* Exercise *
Output every entry below word for word, minus the images.

::::

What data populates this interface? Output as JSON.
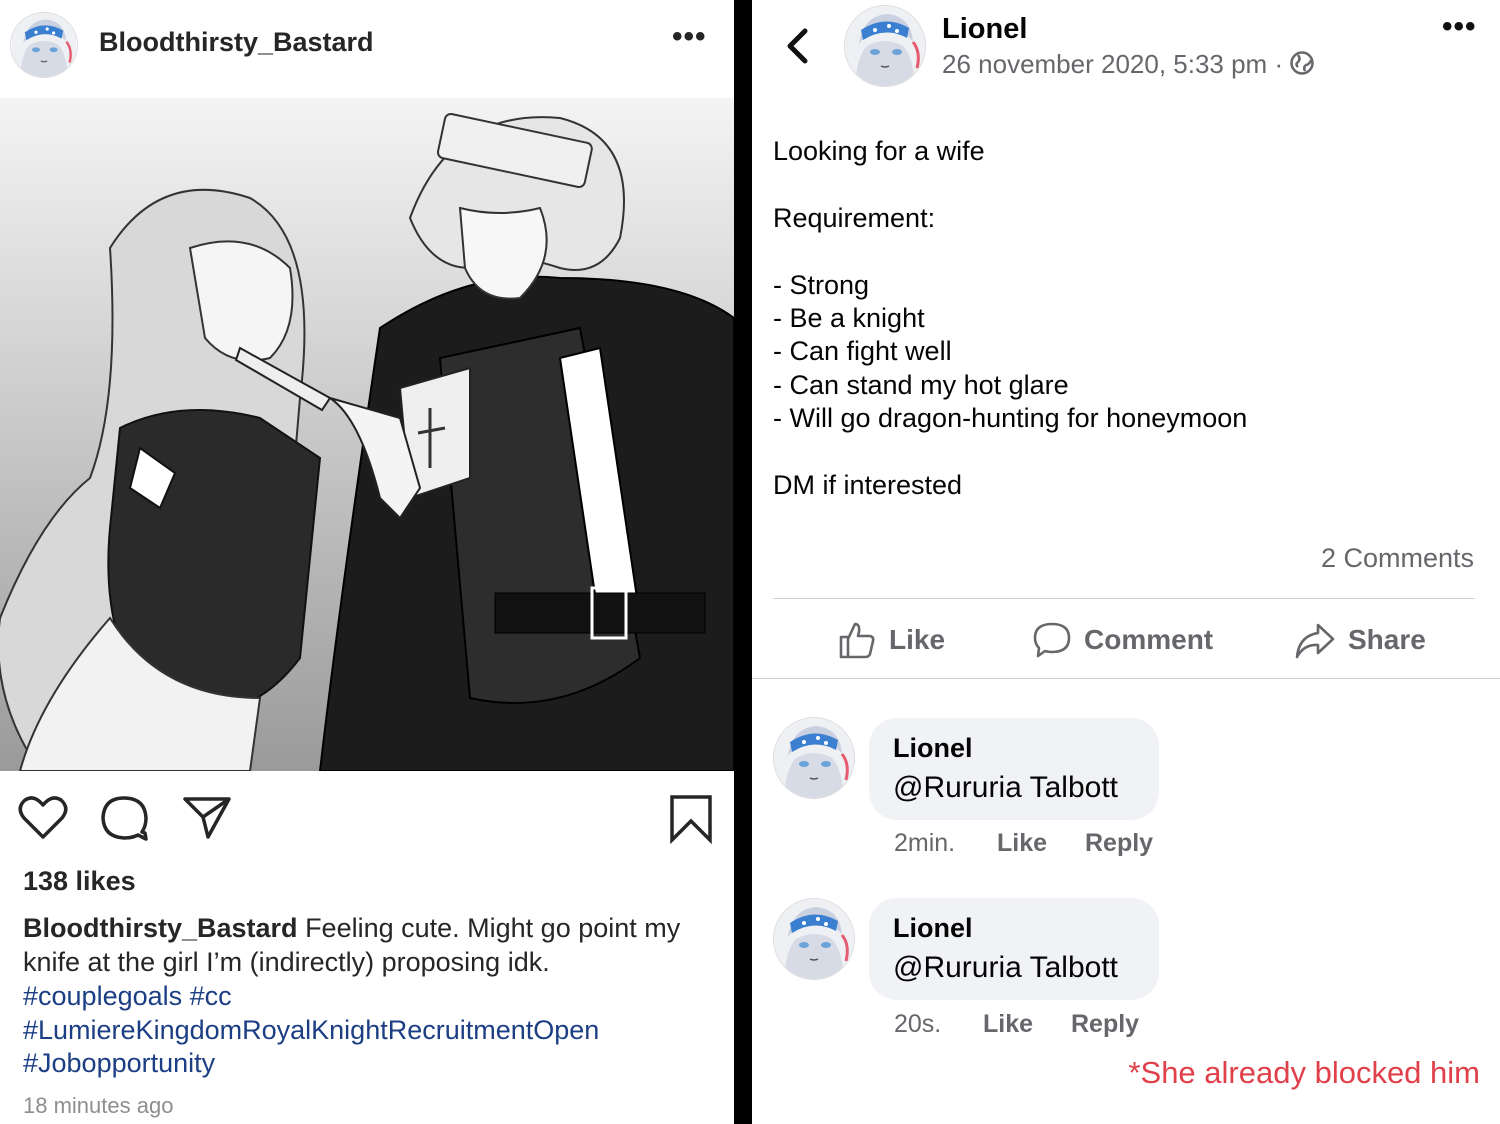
{
  "instagram": {
    "username": "Bloodthirsty_Bastard",
    "more_icon": "more-horizontal-icon",
    "icons": {
      "like": "heart-icon",
      "comment": "speech-bubble-icon",
      "share": "paper-plane-icon",
      "save": "bookmark-icon"
    },
    "likes": "138 likes",
    "caption_user": "Bloodthirsty_Bastard",
    "caption_text": " Feeling cute. Might go point my knife at the girl I’m (indirectly) proposing idk.",
    "hashtags": [
      "#couplegoals",
      "#cc",
      "#LumiereKingdomRoyalKnightRecruitmentOpen",
      "#Jobopportunity"
    ],
    "time": "18 minutes ago"
  },
  "facebook": {
    "back_icon": "chevron-left-icon",
    "author": "Lionel",
    "date": "26 november 2020, 5:33 pm ·",
    "privacy_icon": "globe-icon",
    "post_lines": [
      "Looking for a wife",
      "Requirement:",
      "- Strong",
      "- Be a knight",
      "- Can fight well",
      "- Can stand my hot glare",
      "- Will go dragon-hunting for honeymoon",
      "DM if interested"
    ],
    "comments_count": "2 Comments",
    "actions": {
      "like": "Like",
      "comment": "Comment",
      "share": "Share"
    },
    "comments": [
      {
        "name": "Lionel",
        "text": "@Rururia Talbott",
        "age": "2min.",
        "like": "Like",
        "reply": "Reply"
      },
      {
        "name": "Lionel",
        "text": "@Rururia Talbott",
        "age": "20s.",
        "like": "Like",
        "reply": "Reply"
      }
    ]
  },
  "annotation": "*She already blocked him",
  "colors": {
    "hashtag": "#1c3e84",
    "note": "#e0404a",
    "fb_gray": "#65676b",
    "bubble": "#f0f2f5"
  }
}
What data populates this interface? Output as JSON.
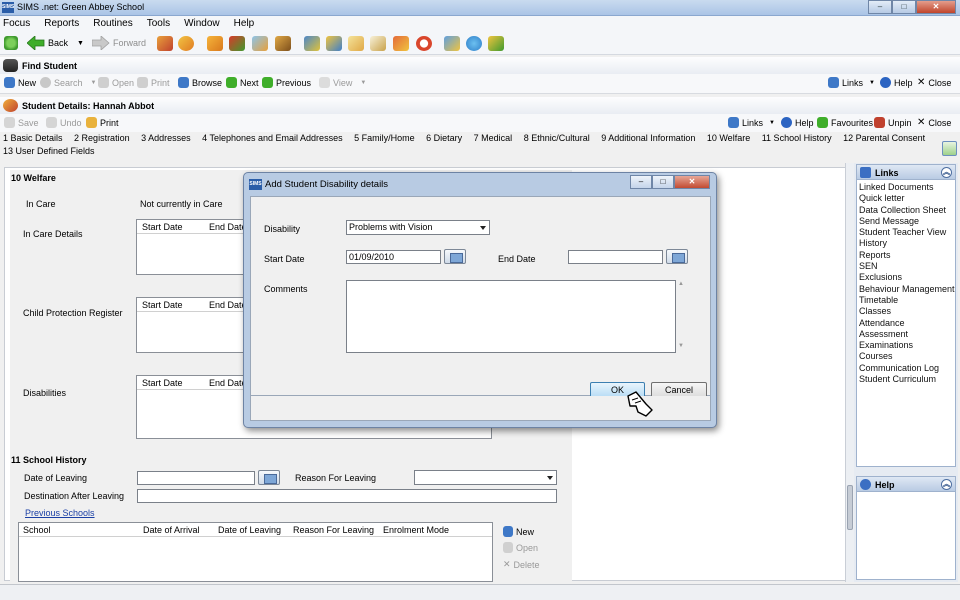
{
  "app": {
    "title": "SIMS .net: Green Abbey School",
    "logo_text": "SIMS"
  },
  "window_buttons": {
    "minimize": "–",
    "maximize": "□",
    "close": "✕"
  },
  "menu": [
    "Focus",
    "Reports",
    "Routines",
    "Tools",
    "Window",
    "Help"
  ],
  "toolbar": {
    "back": "Back",
    "forward": "Forward"
  },
  "find_student": {
    "title": "Find Student",
    "commands": {
      "new": "New",
      "search": "Search",
      "open": "Open",
      "print": "Print",
      "browse": "Browse",
      "next": "Next",
      "previous": "Previous",
      "view": "View"
    },
    "right": {
      "links": "Links",
      "help": "Help",
      "close": "Close"
    }
  },
  "student_details": {
    "title": "Student Details: Hannah Abbot",
    "commands": {
      "save": "Save",
      "undo": "Undo",
      "print": "Print"
    },
    "right": {
      "links": "Links",
      "help": "Help",
      "favourites": "Favourites",
      "unpin": "Unpin",
      "close": "Close"
    },
    "tabs": [
      "1 Basic Details",
      "2 Registration",
      "3 Addresses",
      "4 Telephones and Email Addresses",
      "5 Family/Home",
      "6 Dietary",
      "7 Medical",
      "8 Ethnic/Cultural",
      "9 Additional Information",
      "10 Welfare",
      "11 School History",
      "12 Parental Consent",
      "13 User Defined Fields"
    ]
  },
  "welfare": {
    "heading": "10 Welfare",
    "in_care_label": "In Care",
    "in_care_value": "Not currently in Care",
    "in_care_details_label": "In Care Details",
    "child_protection_label": "Child Protection Register",
    "disabilities_label": "Disabilities",
    "col_start": "Start Date",
    "col_end": "End Date"
  },
  "school_history": {
    "heading": "11 School History",
    "date_of_leaving": "Date of Leaving",
    "reason_for_leaving": "Reason For Leaving",
    "destination": "Destination After Leaving",
    "previous_schools": "Previous Schools",
    "columns": [
      "School",
      "Date of Arrival",
      "Date of Leaving",
      "Reason For Leaving",
      "Enrolment Mode"
    ],
    "actions": {
      "new": "New",
      "open": "Open",
      "delete": "Delete"
    }
  },
  "links_panel": {
    "title": "Links",
    "items": [
      "Linked Documents",
      "Quick letter",
      "Data Collection Sheet",
      "Send Message",
      "Student Teacher View",
      "History",
      "Reports",
      "SEN",
      "Exclusions",
      "Behaviour Management",
      "Timetable",
      "Classes",
      "Attendance",
      "Assessment",
      "Examinations",
      "Courses",
      "Communication Log",
      "Student Curriculum"
    ]
  },
  "help_panel": {
    "title": "Help"
  },
  "dialog": {
    "title": "Add Student Disability details",
    "disability_label": "Disability",
    "disability_value": "Problems with Vision",
    "start_date_label": "Start Date",
    "start_date_value": "01/09/2010",
    "end_date_label": "End Date",
    "end_date_value": "",
    "comments_label": "Comments",
    "ok": "OK",
    "cancel": "Cancel"
  }
}
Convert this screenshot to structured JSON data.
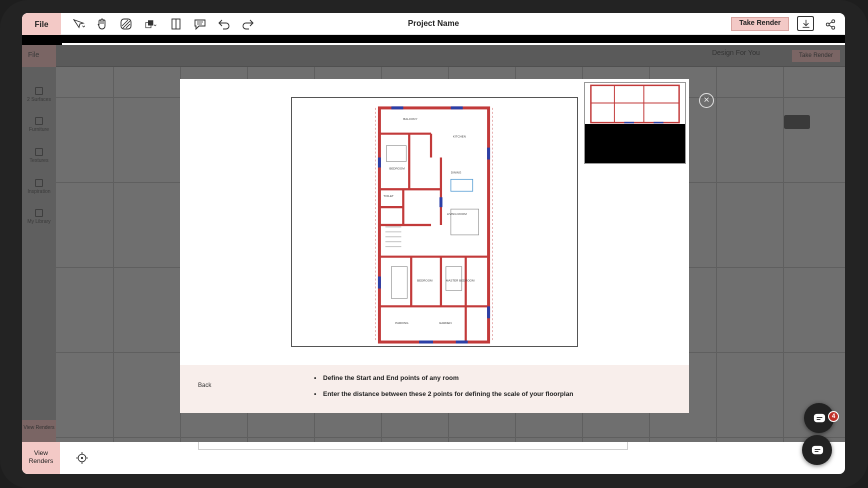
{
  "topbar": {
    "file_label": "File",
    "project_name": "Project Name",
    "take_render_label": "Take Render"
  },
  "ghost": {
    "file_label": "File",
    "brand_label": "Design For You",
    "take_render_label": "Take Render",
    "sidebar_items": [
      "2 Surfaces",
      "Furniture",
      "Textures",
      "Inspiration",
      "My Library"
    ],
    "view_renders_label": "View Renders"
  },
  "modal": {
    "back_label": "Back",
    "instructions": [
      "Define the Start and End points of any room",
      "Enter the distance between these 2 points for defining the scale of your floorplan"
    ],
    "plan_rooms": [
      "BALCONY",
      "KITCHEN",
      "BEDROOM",
      "TOILET",
      "LIVING ROOM",
      "DINING",
      "BEDROOM",
      "MASTER BEDROOM",
      "PARKING",
      "GARDEN"
    ]
  },
  "bottom": {
    "view_renders_label": "View\nRenders"
  },
  "chat": {
    "badge_count": "4"
  },
  "colors": {
    "accent": "#f3c9c6",
    "badge": "#c0312a",
    "wall": "#c23a3a",
    "wall_blue": "#2b3fa6"
  }
}
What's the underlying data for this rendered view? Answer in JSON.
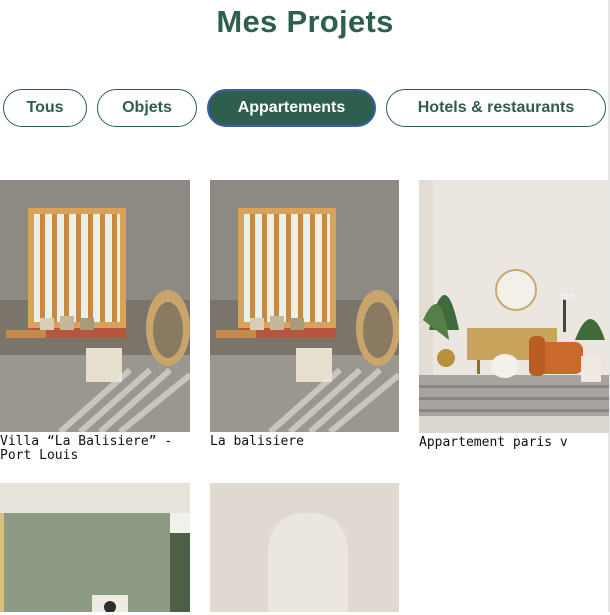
{
  "page": {
    "title": "Mes Projets"
  },
  "filters": [
    {
      "label": "Tous",
      "active": false
    },
    {
      "label": "Objets",
      "active": false
    },
    {
      "label": "Appartements",
      "active": true
    },
    {
      "label": "Hotels & restaurants",
      "active": false
    }
  ],
  "projects": [
    {
      "caption": "Villa “La Balisiere” - Port Louis"
    },
    {
      "caption": "La balisiere"
    },
    {
      "caption": "Appartement paris v"
    },
    {
      "caption": ""
    },
    {
      "caption": ""
    }
  ],
  "colors": {
    "accent": "#2e5e4e",
    "active_border": "#3a5ea8"
  }
}
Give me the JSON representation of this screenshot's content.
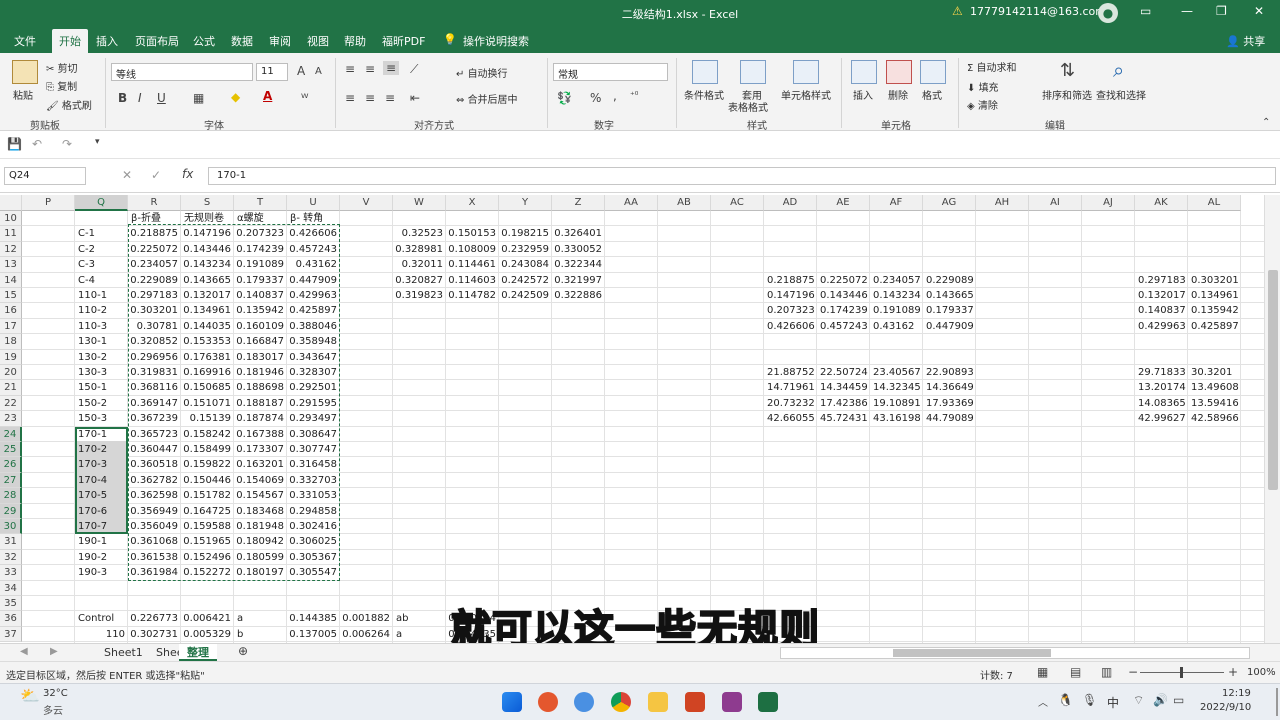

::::

* Your solution *
What data populates this interface? Output as JSON.
{
  "instagram": {
    "username": "Bloodthirsty_Bastard",
    "more_icon": "more-horizontal-icon",
    "icons": {
      "like": "heart-icon",
      "comment": "speech-bubble-icon",
      "share": "paper-plane-icon",
      "save": "bookmark-icon"
    },
    "likes": "138 likes",
    "caption_user": "Bloodthirsty_Bastard",
    "caption_text": " Feeling cute. Might go point my knife at the girl I’m (indirectly) proposing idk.",
    "hashtags": [
      "#couplegoals",
      "#cc",
      "#LumiereKingdomRoyalKnightRecruitmentOpen",
      "#Jobopportunity"
    ],
    "time": "18 minutes ago"
  },
  "facebook": {
    "back_icon": "chevron-left-icon",
    "author": "Lionel",
    "date": "26 november 2020, 5:33 pm ·",
    "privacy_icon": "globe-icon",
    "post_lines": [
      "Looking for a wife",
      "Requirement:",
      "- Strong",
      "- Be a knight",
      "- Can fight well",
      "- Can stand my hot glare",
      "- Will go dragon-hunting for honeymoon",
      "DM if interested"
    ],
    "comments_count": "2 Comments",
    "actions": {
      "like": "Like",
      "comment": "Comment",
      "share": "Share"
    },
    "comments": [
      {
        "name": "Lionel",
        "text": "@Rururia Talbott",
        "age": "2min.",
        "like": "Like",
        "reply": "Reply"
      },
      {
        "name": "Lionel",
        "text": "@Rururia Talbott",
        "age": "20s.",
        "like": "Like",
        "reply": "Reply"
      }
    ]
  },
  "annotation": "*She already blocked him",
  "colors": {
    "hashtag": "#1c3e84",
    "note": "#e0404a",
    "fb_gray": "#65676b",
    "bubble": "#f0f2f5"
  }
}
What data populates this interface? Output as JSON.
{
  "app": {
    "title": "SIMS .net: Green Abbey School",
    "logo_text": "SIMS"
  },
  "window_buttons": {
    "minimize": "–",
    "maximize": "□",
    "close": "✕"
  },
  "menu": [
    "Focus",
    "Reports",
    "Routines",
    "Tools",
    "Window",
    "Help"
  ],
  "toolbar": {
    "back": "Back",
    "forward": "Forward"
  },
  "find_student": {
    "title": "Find Student",
    "commands": {
      "new": "New",
      "search": "Search",
      "open": "Open",
      "print": "Print",
      "browse": "Browse",
      "next": "Next",
      "previous": "Previous",
      "view": "View"
    },
    "right": {
      "links": "Links",
      "help": "Help",
      "close": "Close"
    }
  },
  "student_details": {
    "title": "Student Details: Hannah Abbot",
    "commands": {
      "save": "Save",
      "undo": "Undo",
      "print": "Print"
    },
    "right": {
      "links": "Links",
      "help": "Help",
      "favourites": "Favourites",
      "unpin": "Unpin",
      "close": "Close"
    },
    "tabs": [
      "1 Basic Details",
      "2 Registration",
      "3 Addresses",
      "4 Telephones and Email Addresses",
      "5 Family/Home",
      "6 Dietary",
      "7 Medical",
      "8 Ethnic/Cultural",
      "9 Additional Information",
      "10 Welfare",
      "11 School History",
      "12 Parental Consent",
      "13 User Defined Fields"
    ]
  },
  "welfare": {
    "heading": "10 Welfare",
    "in_care_label": "In Care",
    "in_care_value": "Not currently in Care",
    "in_care_details_label": "In Care Details",
    "child_protection_label": "Child Protection Register",
    "disabilities_label": "Disabilities",
    "col_start": "Start Date",
    "col_end": "End Date"
  },
  "school_history": {
    "heading": "11 School History",
    "date_of_leaving": "Date of Leaving",
    "reason_for_leaving": "Reason For Leaving",
    "destination": "Destination After Leaving",
    "previous_schools": "Previous Schools",
    "columns": [
      "School",
      "Date of Arrival",
      "Date of Leaving",
      "Reason For Leaving",
      "Enrolment Mode"
    ],
    "actions": {
      "new": "New",
      "open": "Open",
      "delete": "Delete"
    }
  },
  "links_panel": {
    "title": "Links",
    "items": [
      "Linked Documents",
      "Quick letter",
      "Data Collection Sheet",
      "Send Message",
      "Student Teacher View",
      "History",
      "Reports",
      "SEN",
      "Exclusions",
      "Behaviour Management",
      "Timetable",
      "Classes",
      "Attendance",
      "Assessment",
      "Examinations",
      "Courses",
      "Communication Log",
      "Student Curriculum"
    ]
  },
  "help_panel": {
    "title": "Help"
  },
  "dialog": {
    "title": "Add Student Disability details",
    "disability_label": "Disability",
    "disability_value": "Problems with Vision",
    "start_date_label": "Start Date",
    "start_date_value": "01/09/2010",
    "end_date_label": "End Date",
    "end_date_value": "",
    "comments_label": "Comments",
    "ok": "OK",
    "cancel": "Cancel"
  }
}
Convert this screenshot to structured JSON data.
{
  "topbar": {
    "file_label": "File",
    "project_name": "Project Name",
    "take_render_label": "Take Render"
  },
  "ghost": {
    "file_label": "File",
    "brand_label": "Design For You",
    "take_render_label": "Take Render",
    "sidebar_items": [
      "2 Surfaces",
      "Furniture",
      "Textures",
      "Inspiration",
      "My Library"
    ],
    "view_renders_label": "View Renders"
  },
  "modal": {
    "back_label": "Back",
    "instructions": [
      "Define the Start and End points of any room",
      "Enter the distance between these 2 points for defining the scale of your floorplan"
    ],
    "plan_rooms": [
      "BALCONY",
      "KITCHEN",
      "BEDROOM",
      "TOILET",
      "LIVING ROOM",
      "DINING",
      "BEDROOM",
      "MASTER BEDROOM",
      "PARKING",
      "GARDEN"
    ]
  },
  "bottom": {
    "view_renders_label": "View\nRenders"
  },
  "chat": {
    "badge_count": "4"
  },
  "colors": {
    "accent": "#f3c9c6",
    "badge": "#c0312a",
    "wall": "#c23a3a",
    "wall_blue": "#2b3fa6"
  }
}
What's the underlying data for this rendered view? Answer in JSON.
{
  "page": {
    "title": "Mes Projets"
  },
  "filters": [
    {
      "label": "Tous",
      "active": false
    },
    {
      "label": "Objets",
      "active": false
    },
    {
      "label": "Appartements",
      "active": true
    },
    {
      "label": "Hotels & restaurants",
      "active": false
    }
  ],
  "projects": [
    {
      "caption": "Villa “La Balisiere” - Port Louis"
    },
    {
      "caption": "La balisiere"
    },
    {
      "caption": "Appartement paris v"
    },
    {
      "caption": ""
    },
    {
      "caption": ""
    }
  ],
  "colors": {
    "accent": "#2e5e4e",
    "active_border": "#3a5ea8"
  }
}
Give me the JSON representation of this screenshot's content.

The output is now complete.